I am writing from Chicago where I just attended Kevin Kumashiro's 6th International Conference on Teacher Education and Social Justice. At this event, Kevin introduced me to the TINA thesis--There is No Alternative--which has echoed through the halls of academe as a justification for budget cuts and furloughs. (Apparently Zygmunt Bauman helped to coin the term.) Now I don't know about you, but if I had a nickel for every time I heard, "There is no alternative," during the past couple of years, I could pack up my cinder-blocked office and retire. The resignation, hopelessness, and fear that result from the repeated utterance of this thesis is what I, with the help of my conference buds and therapist, want to take up here. During the first day of the conference, I was pleased when Bill Ayers proposed moving away from a politics of fear and defensiveness and toward a politics of hope and confidence. As he reminded us, the latter can help us to stop acting as if we are barricaded in a corner with no way out. Ayers's presentation brought to mind "the drama triangle" that I have used repeatedly in my personal relationships, teaching, and activism. More specifically, Ayers spoke of the trouble with viewing President Obama as our great savior. So long as we sit by and wait for him to transform U.S. society, we fail to get off our butts and do something. In the language of the triangle, we frame him as a rescuer and, in turn, ourselves as victims. Moreover, President Obama quickly becomes a perpetrator when he doesn't save the world all by himself and then howl at the moon. The triangle is a therapeutic device and a tool that I see as crucial to social activism and transformation: we must take responsibility for our own words and actions rather than blame some bogeyman or seek a savior.

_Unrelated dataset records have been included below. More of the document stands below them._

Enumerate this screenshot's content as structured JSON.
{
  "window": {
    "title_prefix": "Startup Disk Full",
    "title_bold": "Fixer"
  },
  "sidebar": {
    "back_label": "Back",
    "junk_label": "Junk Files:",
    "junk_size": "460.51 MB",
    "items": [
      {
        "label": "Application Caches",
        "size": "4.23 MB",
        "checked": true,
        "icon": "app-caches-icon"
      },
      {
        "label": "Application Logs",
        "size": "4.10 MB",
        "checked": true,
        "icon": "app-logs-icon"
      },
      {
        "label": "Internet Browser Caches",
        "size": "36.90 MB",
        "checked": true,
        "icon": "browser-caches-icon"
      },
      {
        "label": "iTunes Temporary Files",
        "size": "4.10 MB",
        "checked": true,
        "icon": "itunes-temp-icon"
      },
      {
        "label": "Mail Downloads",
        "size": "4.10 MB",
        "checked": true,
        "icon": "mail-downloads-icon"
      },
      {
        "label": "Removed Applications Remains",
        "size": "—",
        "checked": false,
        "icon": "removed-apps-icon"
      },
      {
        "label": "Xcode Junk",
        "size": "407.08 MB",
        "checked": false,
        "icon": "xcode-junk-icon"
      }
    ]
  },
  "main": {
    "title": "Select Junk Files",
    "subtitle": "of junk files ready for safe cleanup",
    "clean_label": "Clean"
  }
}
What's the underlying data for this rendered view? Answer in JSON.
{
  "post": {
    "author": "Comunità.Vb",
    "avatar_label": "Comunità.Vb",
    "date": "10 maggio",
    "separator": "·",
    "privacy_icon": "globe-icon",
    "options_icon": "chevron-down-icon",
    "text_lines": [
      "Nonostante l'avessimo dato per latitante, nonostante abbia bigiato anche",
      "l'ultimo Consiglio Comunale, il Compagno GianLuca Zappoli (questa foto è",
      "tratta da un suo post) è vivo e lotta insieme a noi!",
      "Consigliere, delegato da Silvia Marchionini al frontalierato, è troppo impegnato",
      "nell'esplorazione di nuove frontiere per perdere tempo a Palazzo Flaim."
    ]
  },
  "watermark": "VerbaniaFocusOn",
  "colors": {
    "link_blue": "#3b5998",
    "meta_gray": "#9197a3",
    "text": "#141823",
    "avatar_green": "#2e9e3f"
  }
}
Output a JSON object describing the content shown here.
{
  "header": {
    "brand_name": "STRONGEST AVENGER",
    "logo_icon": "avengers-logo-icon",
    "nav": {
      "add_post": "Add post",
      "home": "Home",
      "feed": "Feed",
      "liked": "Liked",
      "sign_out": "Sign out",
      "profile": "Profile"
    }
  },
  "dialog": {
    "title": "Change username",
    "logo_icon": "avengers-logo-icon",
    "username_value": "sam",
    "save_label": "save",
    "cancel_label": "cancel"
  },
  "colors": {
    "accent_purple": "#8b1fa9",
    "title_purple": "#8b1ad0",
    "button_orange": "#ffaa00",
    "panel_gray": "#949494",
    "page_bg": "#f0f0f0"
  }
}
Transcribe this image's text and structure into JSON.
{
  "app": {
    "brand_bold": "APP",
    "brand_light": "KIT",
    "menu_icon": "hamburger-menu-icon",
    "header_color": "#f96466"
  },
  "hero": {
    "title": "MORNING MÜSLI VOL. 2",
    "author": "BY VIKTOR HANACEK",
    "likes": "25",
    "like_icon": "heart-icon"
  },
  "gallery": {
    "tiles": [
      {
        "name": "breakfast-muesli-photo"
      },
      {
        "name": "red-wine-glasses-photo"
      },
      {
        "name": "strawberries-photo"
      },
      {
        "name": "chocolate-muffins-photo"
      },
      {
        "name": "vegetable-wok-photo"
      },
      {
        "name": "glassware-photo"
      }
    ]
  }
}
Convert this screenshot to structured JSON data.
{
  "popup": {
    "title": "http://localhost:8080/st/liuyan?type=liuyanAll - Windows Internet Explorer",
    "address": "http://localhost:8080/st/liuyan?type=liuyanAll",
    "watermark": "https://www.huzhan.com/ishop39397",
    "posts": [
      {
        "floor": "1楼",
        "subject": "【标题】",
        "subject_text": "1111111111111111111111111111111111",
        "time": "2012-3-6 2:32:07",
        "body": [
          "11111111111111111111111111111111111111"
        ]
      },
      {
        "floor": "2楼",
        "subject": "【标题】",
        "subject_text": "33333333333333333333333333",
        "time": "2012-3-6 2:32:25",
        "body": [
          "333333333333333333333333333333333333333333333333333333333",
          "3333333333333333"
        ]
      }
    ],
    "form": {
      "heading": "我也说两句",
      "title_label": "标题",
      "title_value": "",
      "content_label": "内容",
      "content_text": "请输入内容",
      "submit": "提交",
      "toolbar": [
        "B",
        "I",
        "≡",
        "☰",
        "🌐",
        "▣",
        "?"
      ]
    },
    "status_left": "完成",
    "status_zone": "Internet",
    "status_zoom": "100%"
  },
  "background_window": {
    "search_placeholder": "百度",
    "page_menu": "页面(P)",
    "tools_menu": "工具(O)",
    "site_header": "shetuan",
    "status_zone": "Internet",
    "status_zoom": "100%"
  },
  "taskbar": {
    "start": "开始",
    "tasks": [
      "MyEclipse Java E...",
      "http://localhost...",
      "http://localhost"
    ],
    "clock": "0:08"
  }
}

This notion of responsibility-taking (I prefer response-ability-taking) does not mean that the struggle for a different reality is an individual one. In fact, I have been reading Charles Payne's So Much Reform, So Little Change: The Persistence of Failure in Urban Schools, and repeatedly find similarities between the failing urban schools that Payne describes and my own higher education institution. To cite two examples: Payne notes that the "denizens of demoralized social spaces do what they have to do but without much heart or hope." Check (particularly in faculty meetings). In a section entitled "Leading with the Negative," he adds, "The weak social webbing of bottom-tier schools [and my institution]...degrades the human resources already there." Check. As he explains (because his words are so right on), "the inability to learn from experience has to do with the lack of time for shared reflection and pooling of information, but even if there were more time, distrustful people have difficulty learning from one another."
With these illustrations, I mean to demonstrate that dysfunction and demoralization are neither figments of our imagination nor individual experiences. We are dealing with powerful, systemic forces that--due to their insidious pervasiveness--can easily appropriate us. However, if we wholeheartedly embrace the TINA thesis in response to these alienating conditions, we have leaped onto the drama triangle where chaos and divisiveness reign. In sum, I am leaving Chicago tomorrow excited about the groundswell of we-will-find-alternatives-to-this-madness energy that I experienced at this conference. We are moving. Let's hope we can continue to connect in ways that defy the "warped character of social relationships" that Payne found in many inner-city schools and, instead, contribute to the building of robust, democratic, equitable forms of public education.